|An Iconic Photography Showing Light Coming Into the Main Terminal|
Grand Central Terminal, One of New York City's Finest Beaux Arts Architectural Masterpieces, and one of the most magnificent trains stations in the entire world, turns 100 years old today. According to the travel magazine Travel + Leisure in its October 2011 survey, Grand Central Terminal is "the world's number six most visited tourist attraction", bringing in approximately 21,600,000 visitors annually.
|Grand Central Terminal 100 Years Ago The Day It Opened|
New York City will celebrate with an all-day party at the station and other cultural events.
To find out more about today's celebrations:
This blog will devote the next week to showcasing New York in Second Life, which also coincides with my photography article on this subject in the February issue of GMP Magazine. Coverage will start tomorrow with photography showing two famous New York Skyscrapers, The Chrysler Business and One World Trade Center (the new Freedom Tower) at Gay Fun World.
As an aside it is very coincidental that Ed Koch passed away last night. He was one of New York City's greatest mayors in the 1980's, when the city revived from the problems of the 1970's. I wrote this post last week -- so I am adding this here now. That is him on the far right two photos down, the one where I show Jackie Kennedy Onassis who saved the terminal from destruction.
|Magnificent Penn Station in New York - Torn Down in the 1960s.|
Grand Central Station was almost torn down 40 years ago to make way for yet another skyscraper. Magnificent Penn Station in New York (above), a train station that many think was even more magnificent than Grand Central, was torn down in the 1960s' to make way for the monstrosity known today as Madison Square Garden complex. However, this time, the people of New York, including one very important New Yorker stopped this from happening.
|Jacqueline Kennedy Onasis is second from right|
The plan to tear down Grand Central Terminal drew huge opposition, most prominently from Jacqueline Kennedy Onassis, the former first lady of the United States. She said:
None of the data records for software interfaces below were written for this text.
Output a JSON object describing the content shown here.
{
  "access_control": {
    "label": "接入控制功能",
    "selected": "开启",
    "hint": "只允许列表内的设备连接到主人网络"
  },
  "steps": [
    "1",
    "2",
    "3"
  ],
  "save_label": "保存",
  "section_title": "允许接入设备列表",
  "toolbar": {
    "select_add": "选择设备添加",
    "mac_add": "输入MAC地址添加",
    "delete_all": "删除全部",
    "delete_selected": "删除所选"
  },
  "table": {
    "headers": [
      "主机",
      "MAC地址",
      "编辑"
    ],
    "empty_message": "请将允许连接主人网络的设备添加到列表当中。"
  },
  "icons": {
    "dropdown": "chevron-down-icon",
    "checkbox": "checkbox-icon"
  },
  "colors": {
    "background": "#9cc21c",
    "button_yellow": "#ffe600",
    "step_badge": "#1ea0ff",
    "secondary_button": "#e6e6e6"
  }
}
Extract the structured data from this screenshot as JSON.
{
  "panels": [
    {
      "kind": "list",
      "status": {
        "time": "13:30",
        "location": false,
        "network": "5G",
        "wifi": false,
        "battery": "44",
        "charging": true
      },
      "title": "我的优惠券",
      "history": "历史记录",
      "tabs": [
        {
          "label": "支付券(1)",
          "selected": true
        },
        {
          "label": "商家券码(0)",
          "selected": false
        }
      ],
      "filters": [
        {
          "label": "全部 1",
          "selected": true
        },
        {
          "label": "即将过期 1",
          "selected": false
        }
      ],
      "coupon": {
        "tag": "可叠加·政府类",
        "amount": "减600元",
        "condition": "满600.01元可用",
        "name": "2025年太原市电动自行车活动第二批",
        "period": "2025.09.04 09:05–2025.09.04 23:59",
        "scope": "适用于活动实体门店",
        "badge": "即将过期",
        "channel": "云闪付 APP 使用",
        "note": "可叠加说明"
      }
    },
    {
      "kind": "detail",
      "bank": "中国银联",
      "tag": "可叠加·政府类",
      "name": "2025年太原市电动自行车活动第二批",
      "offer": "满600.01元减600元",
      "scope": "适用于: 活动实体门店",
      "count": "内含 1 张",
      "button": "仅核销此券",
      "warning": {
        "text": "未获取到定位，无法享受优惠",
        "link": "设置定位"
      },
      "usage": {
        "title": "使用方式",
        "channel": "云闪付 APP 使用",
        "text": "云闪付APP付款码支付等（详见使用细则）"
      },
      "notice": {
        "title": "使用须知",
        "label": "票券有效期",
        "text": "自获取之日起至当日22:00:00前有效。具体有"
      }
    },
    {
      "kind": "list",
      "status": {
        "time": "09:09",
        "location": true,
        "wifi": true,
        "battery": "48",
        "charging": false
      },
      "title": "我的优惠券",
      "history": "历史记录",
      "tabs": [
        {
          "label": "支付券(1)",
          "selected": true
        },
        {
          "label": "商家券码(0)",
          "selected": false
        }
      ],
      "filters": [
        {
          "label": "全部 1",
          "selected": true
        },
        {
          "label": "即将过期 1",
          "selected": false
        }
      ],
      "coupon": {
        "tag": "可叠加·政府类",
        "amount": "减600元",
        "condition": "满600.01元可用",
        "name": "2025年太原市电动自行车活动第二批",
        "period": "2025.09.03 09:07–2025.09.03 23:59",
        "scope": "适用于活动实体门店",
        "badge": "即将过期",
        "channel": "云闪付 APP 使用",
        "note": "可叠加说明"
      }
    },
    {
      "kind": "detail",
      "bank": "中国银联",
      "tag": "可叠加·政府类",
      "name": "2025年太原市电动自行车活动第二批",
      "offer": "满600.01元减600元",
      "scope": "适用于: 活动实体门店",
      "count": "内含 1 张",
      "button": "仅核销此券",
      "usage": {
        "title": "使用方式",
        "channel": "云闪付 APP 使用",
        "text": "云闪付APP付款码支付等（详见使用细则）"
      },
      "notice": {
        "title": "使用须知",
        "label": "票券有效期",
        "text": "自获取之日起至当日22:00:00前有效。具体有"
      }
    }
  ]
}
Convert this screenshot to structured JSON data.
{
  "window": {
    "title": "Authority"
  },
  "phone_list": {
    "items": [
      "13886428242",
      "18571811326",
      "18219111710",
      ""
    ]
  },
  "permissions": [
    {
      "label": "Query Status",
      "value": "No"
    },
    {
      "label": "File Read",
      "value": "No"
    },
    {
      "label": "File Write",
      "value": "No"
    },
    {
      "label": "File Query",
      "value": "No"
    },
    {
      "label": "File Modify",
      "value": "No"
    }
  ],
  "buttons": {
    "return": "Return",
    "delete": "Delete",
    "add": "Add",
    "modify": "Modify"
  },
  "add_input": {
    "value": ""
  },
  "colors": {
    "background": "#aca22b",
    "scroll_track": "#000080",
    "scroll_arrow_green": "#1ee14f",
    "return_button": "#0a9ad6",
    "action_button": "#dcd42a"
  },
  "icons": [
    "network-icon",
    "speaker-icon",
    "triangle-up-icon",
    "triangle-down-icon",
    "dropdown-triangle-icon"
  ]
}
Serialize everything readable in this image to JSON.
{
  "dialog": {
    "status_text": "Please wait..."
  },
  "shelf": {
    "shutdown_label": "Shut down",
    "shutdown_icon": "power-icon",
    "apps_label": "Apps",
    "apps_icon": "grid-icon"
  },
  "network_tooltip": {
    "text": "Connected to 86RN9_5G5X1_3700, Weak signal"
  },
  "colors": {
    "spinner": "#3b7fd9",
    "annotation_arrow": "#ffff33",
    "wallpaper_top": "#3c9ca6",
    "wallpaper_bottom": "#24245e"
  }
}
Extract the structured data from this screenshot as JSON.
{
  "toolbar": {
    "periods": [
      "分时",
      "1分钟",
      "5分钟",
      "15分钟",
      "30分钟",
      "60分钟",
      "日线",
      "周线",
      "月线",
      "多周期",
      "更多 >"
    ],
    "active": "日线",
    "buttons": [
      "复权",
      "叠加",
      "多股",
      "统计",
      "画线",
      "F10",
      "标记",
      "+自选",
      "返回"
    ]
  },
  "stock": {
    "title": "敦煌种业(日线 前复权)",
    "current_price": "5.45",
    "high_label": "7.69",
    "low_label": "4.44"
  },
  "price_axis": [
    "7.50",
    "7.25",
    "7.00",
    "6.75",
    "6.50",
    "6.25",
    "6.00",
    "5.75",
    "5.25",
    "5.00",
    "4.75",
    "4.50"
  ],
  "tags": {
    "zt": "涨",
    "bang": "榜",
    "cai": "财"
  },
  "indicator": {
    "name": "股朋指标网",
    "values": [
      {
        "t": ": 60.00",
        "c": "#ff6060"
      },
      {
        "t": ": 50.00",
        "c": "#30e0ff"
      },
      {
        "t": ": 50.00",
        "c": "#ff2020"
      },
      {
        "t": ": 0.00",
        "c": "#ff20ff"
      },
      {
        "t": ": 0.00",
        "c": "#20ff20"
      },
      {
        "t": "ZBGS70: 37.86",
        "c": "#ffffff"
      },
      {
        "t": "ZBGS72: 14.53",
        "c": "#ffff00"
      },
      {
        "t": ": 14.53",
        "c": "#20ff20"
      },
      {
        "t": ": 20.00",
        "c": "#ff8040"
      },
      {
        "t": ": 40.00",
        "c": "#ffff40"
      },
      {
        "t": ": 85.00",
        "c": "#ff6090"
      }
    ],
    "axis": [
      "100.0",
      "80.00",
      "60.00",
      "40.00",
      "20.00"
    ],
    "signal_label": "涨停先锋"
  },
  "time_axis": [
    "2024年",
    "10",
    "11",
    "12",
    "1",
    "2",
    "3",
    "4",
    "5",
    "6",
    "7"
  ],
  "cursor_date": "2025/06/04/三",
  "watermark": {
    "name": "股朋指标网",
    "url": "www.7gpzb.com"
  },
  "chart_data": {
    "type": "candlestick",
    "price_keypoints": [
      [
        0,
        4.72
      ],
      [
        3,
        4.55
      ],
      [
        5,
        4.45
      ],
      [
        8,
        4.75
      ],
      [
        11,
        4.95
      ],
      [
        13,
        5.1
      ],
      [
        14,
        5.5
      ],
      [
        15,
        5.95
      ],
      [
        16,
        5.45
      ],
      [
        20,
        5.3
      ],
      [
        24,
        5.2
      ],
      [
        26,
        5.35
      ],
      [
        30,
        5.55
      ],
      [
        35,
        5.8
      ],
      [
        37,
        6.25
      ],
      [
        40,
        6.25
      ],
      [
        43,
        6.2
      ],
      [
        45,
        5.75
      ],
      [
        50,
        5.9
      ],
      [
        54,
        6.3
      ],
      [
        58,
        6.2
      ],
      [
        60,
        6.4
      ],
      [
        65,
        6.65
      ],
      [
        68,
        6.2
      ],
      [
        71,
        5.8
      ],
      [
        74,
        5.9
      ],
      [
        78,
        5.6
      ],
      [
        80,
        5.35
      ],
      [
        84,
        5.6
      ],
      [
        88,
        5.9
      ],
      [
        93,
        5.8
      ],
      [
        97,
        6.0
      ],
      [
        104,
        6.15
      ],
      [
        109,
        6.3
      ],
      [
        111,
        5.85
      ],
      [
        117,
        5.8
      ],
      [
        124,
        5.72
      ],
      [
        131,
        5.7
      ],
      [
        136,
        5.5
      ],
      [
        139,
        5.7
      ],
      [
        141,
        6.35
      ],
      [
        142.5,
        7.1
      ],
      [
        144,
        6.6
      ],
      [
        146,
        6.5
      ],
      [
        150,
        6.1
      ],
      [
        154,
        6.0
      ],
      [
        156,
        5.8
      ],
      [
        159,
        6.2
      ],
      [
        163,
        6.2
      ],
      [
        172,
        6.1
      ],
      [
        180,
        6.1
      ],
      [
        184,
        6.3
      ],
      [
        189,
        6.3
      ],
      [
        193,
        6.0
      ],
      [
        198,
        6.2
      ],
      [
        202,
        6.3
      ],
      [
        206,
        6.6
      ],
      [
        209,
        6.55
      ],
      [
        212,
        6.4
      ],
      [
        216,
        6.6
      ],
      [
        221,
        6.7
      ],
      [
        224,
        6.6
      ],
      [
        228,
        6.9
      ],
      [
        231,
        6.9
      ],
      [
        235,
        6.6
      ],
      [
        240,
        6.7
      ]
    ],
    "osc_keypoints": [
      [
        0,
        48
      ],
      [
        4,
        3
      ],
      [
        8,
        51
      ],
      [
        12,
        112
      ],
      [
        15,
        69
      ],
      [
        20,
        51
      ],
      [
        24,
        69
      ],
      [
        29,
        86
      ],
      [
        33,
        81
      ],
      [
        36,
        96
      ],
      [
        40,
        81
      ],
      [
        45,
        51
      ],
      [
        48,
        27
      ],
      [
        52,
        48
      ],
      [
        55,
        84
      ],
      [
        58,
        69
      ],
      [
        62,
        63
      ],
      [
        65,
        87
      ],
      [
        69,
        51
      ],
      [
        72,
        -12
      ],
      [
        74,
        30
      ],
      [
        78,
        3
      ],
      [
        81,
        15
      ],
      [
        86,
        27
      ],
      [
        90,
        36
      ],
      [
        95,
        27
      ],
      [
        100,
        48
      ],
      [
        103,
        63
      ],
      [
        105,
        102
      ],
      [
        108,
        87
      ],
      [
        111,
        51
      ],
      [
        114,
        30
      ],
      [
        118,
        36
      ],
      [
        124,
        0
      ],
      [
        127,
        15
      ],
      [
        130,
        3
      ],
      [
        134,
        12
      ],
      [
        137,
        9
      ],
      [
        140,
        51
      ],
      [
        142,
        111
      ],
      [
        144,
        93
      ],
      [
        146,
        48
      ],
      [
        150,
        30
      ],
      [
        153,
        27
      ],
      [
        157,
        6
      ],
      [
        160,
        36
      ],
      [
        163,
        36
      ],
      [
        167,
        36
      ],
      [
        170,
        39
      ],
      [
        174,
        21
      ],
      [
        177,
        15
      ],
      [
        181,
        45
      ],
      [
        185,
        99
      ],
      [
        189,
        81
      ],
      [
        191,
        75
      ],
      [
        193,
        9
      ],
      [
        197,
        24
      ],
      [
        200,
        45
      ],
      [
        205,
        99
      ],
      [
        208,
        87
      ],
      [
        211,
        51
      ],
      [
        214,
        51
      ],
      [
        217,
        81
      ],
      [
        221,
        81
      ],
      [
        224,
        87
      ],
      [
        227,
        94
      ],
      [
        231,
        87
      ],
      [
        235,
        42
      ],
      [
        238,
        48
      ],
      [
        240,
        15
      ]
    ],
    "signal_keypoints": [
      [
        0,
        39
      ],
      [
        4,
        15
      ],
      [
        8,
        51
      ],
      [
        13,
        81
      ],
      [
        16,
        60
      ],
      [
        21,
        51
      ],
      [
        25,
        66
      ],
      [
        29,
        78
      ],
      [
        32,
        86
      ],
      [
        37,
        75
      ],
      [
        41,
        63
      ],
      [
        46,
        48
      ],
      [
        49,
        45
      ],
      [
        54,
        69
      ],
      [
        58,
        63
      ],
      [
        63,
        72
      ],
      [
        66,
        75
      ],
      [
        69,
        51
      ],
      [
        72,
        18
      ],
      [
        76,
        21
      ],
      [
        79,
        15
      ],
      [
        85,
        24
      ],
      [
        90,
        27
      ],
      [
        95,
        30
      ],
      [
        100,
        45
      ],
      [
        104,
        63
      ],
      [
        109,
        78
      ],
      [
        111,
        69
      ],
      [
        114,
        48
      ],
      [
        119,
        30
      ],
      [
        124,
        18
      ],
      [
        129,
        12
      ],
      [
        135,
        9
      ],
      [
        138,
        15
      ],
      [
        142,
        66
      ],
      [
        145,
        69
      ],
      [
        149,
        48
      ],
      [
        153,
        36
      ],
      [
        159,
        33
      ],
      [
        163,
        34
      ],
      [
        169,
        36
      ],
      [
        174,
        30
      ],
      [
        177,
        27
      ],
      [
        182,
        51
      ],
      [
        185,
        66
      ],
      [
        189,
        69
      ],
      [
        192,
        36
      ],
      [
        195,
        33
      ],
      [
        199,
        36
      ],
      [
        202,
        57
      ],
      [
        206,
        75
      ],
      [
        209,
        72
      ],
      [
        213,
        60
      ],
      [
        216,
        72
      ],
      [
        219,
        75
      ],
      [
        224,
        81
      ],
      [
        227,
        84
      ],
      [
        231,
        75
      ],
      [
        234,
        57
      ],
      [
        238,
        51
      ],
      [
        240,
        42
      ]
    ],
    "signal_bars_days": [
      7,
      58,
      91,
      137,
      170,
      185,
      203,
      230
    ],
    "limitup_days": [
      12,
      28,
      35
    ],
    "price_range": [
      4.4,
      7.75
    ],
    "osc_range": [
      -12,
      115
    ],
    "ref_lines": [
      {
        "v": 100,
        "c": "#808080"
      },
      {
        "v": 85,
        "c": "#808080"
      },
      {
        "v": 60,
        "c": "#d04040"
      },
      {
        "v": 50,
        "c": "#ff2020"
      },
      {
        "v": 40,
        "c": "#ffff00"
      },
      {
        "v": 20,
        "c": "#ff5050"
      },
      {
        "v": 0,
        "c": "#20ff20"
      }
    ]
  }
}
"Is it not cruel to let our city die by degrees, stripped of all her proud monuments, until there will be nothing left of all her history and beauty to inspire our children? If they are not inspired by the past of our city, where will they find the strength to fight for her future? Americans care about their past, but for short term gain they ignore it and tear down everything that matters. Maybe… this is the time to take a stand, to reverse the tide, so that we won't all end up in a uniform world of steel and glass boxes."
Grand Central was saved. Please enjoy this real-world photography of Grand Central Terminal as we being our celebration of New York City in Second Life.